Novelist and journalist James Carroll's huge book, Constantine's Sword: The Church and the Jews (Houghton Miflin, 2001), presents us with a damning indictment of Christianity's treatment of Jews down through the ages. 

       Although billed as "a 'history", the book contains both autobiographical background — Carroll being a resigned Catholic priest — as well as much theological reflection. But through it all, the author keeps returning to a single theme, which is Christianity's almost pathological need to define itself over and against Judaism and the devastating results of that need.

       According to Carroll, all this has its roots in the New Testament itself.  Almost from the start the followers of Jesus — who were mostly Jews to begin with — saw themselves threatened by the very existence of those other Jews who rejected him as a failed or false Messiah.
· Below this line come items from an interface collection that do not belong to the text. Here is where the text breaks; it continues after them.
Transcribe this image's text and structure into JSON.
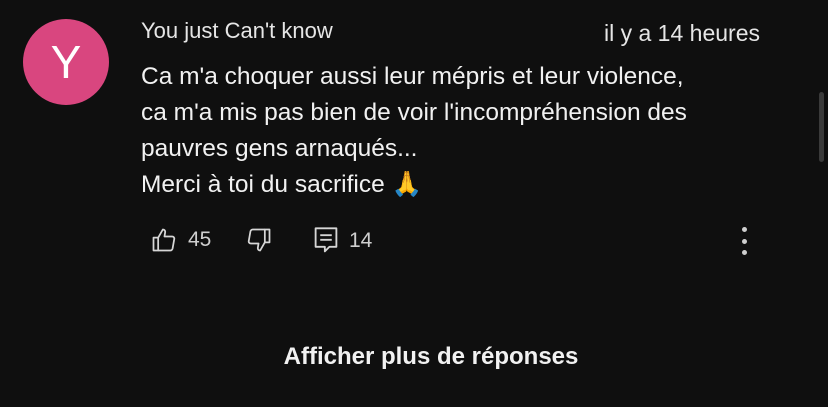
{
  "comment": {
    "avatar_letter": "Y",
    "avatar_color": "#d9467f",
    "author": "You just Can't know",
    "timestamp": "il y a 14 heures",
    "lines": [
      "Ca m'a choquer aussi leur mépris et leur violence,",
      "ca m'a mis pas bien de voir l'incompréhension des",
      "pauvres gens arnaqués...",
      "Merci à toi du sacrifice 🙏"
    ]
  },
  "actions": {
    "like_icon": "thumbs-up-icon",
    "like_count": "45",
    "dislike_icon": "thumbs-down-icon",
    "reply_icon": "reply-comment-icon",
    "reply_count": "14",
    "more_icon": "more-vertical-icon"
  },
  "footer": {
    "show_more_label": "Afficher plus de réponses"
  }
}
But at the same time, these early Christians depended almost entirely on the witness of the Jewish Bible to make their scriptural claims for Christ since the New Testament can only be fully understood in the light of the Old.  The result was a real dilemma from the very first, even for those non-Jews who became Christian.

       Most of all, it was Emperor Constantine's decision to use Christianity as a means of unifying the decaying Roman Empire that led to the persecution of Jews, not as political rebels (as was the case under earlier Roman emperors) but simply against Jews as such. Beginning with his victory "under the Sign of the Cross" in 312 and "The Edict of Milan" in 313, Constantine forged the beginning of a political "Christendom" that evolved a policy of both protecting Jews and yet at the same time persecuting them because of their failure to believe in Christ.
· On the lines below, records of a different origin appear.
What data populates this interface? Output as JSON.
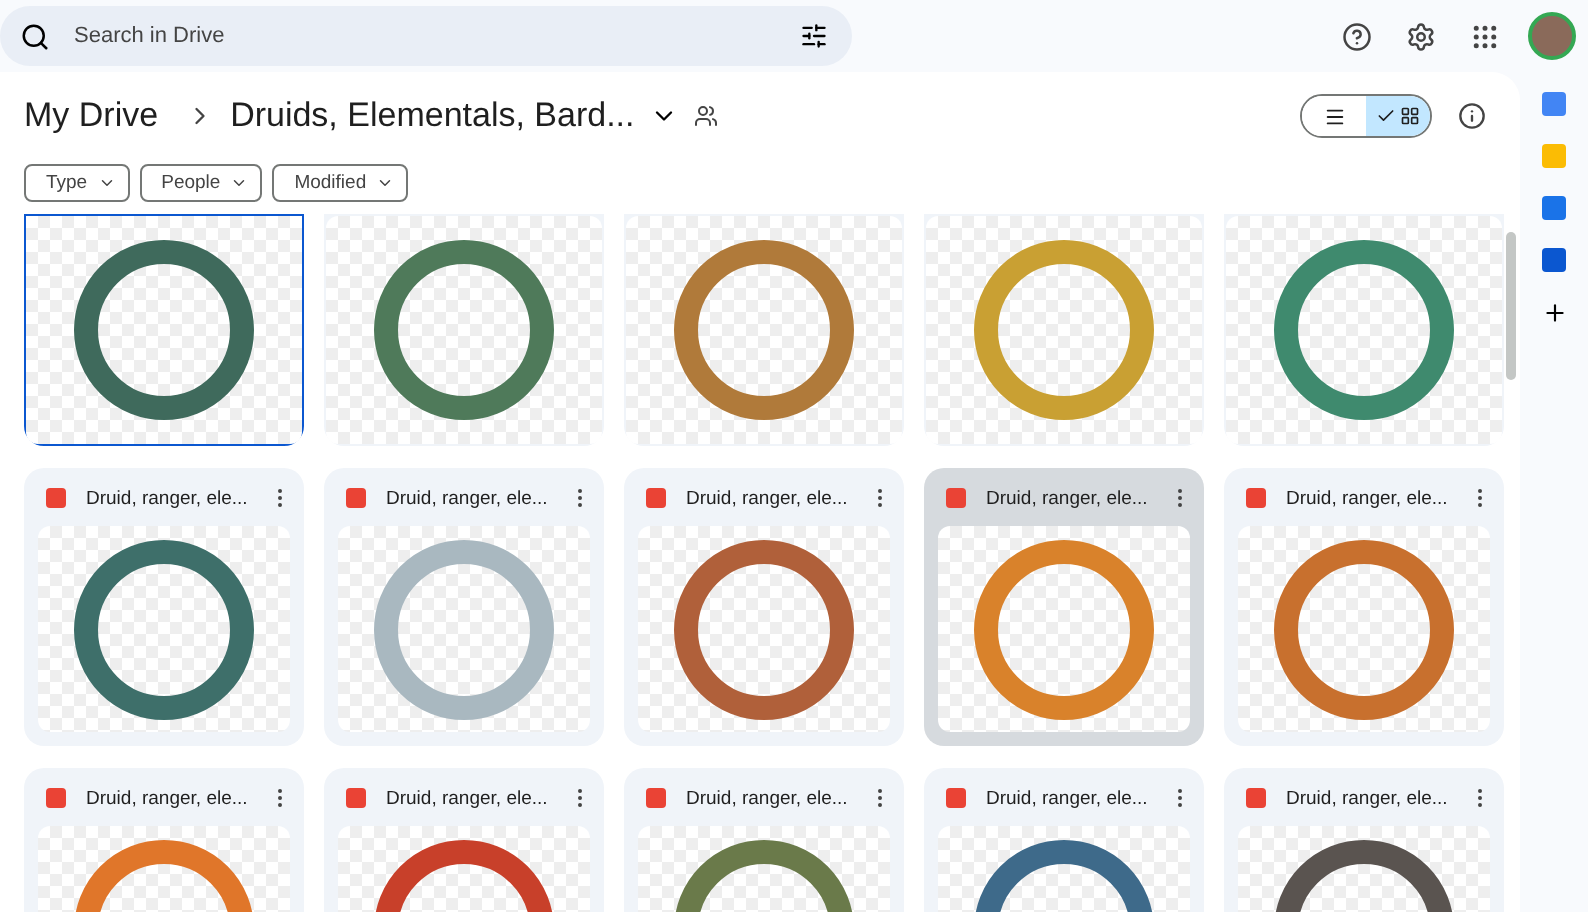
{
  "search": {
    "placeholder": "Search in Drive"
  },
  "breadcrumb": [
    {
      "label": "My Drive"
    },
    {
      "label": "Druids, Elementals, Bard..."
    }
  ],
  "view_toggle": [
    {
      "kind": "list",
      "selected": false
    },
    {
      "kind": "grid",
      "selected": true
    }
  ],
  "filters": [
    {
      "label": "Type"
    },
    {
      "label": "People"
    },
    {
      "label": "Modified"
    }
  ],
  "rows": [
    {
      "title_visible": false,
      "files": [
        {
          "selected": true,
          "hovered": false,
          "color": "#3f6a5c"
        },
        {
          "selected": false,
          "hovered": false,
          "color": "#4f7a5a"
        },
        {
          "selected": false,
          "hovered": false,
          "color": "#b07a3a"
        },
        {
          "selected": false,
          "hovered": false,
          "color": "#c9a033"
        },
        {
          "selected": false,
          "hovered": false,
          "color": "#3f8a6e"
        }
      ]
    },
    {
      "title_visible": true,
      "files": [
        {
          "name": "Druid, ranger, ele...",
          "selected": false,
          "hovered": false,
          "color": "#3e6f6a"
        },
        {
          "name": "Druid, ranger, ele...",
          "selected": false,
          "hovered": false,
          "color": "#a9b8c0"
        },
        {
          "name": "Druid, ranger, ele...",
          "selected": false,
          "hovered": false,
          "color": "#b0603a"
        },
        {
          "name": "Druid, ranger, ele...",
          "selected": false,
          "hovered": true,
          "color": "#d9822b"
        },
        {
          "name": "Druid, ranger, ele...",
          "selected": false,
          "hovered": false,
          "color": "#c8702e"
        }
      ]
    },
    {
      "title_visible": true,
      "files": [
        {
          "name": "Druid, ranger, ele...",
          "selected": false,
          "hovered": false,
          "color": "#e0762a"
        },
        {
          "name": "Druid, ranger, ele...",
          "selected": false,
          "hovered": false,
          "color": "#c8402a"
        },
        {
          "name": "Druid, ranger, ele...",
          "selected": false,
          "hovered": false,
          "color": "#6a7a4a"
        },
        {
          "name": "Druid, ranger, ele...",
          "selected": false,
          "hovered": false,
          "color": "#3e6a8a"
        },
        {
          "name": "Druid, ranger, ele...",
          "selected": false,
          "hovered": false,
          "color": "#5a5450"
        }
      ]
    }
  ]
}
       So begins a long history of restrictions against Jews, ranging from measures like preventing them from owning property except what they could carry, forbidding them from making converts, and often requiring them to wear special clothing or badges to mark them off as different or dangerous, to the mass expulsions (like that from Spain in 1492), and the creation of special walled‑off ghettos where Jews were forced to live. All this provided the anti‑Semitic soil where the seeds of hatred took root and led to the Holocaust — the systematic extermination of some six‑million Jews in Hitler's Germany during World War II.

       For all this Christianity must bear a tremendous load of guilt. Although the present Pope, as well as various groups of bishops and other Christian leaders have expressed sorrow and the determination that such atrocities must never happen again, still, the dilemma remains. How can Christians recognize, as Pope Pius XI put it, that we are all "spiritually semites" without, at the same time, implying that we somehow have been elected to take their place? Even more, if Christians continue to insist that they too have become a "chosen people" in a world that increasingly questions all such claims, how can they avoid suffering the same fate?

R.W.Kropf    9/1/2001                                                     Christians&Jews.doc  01-09-01.html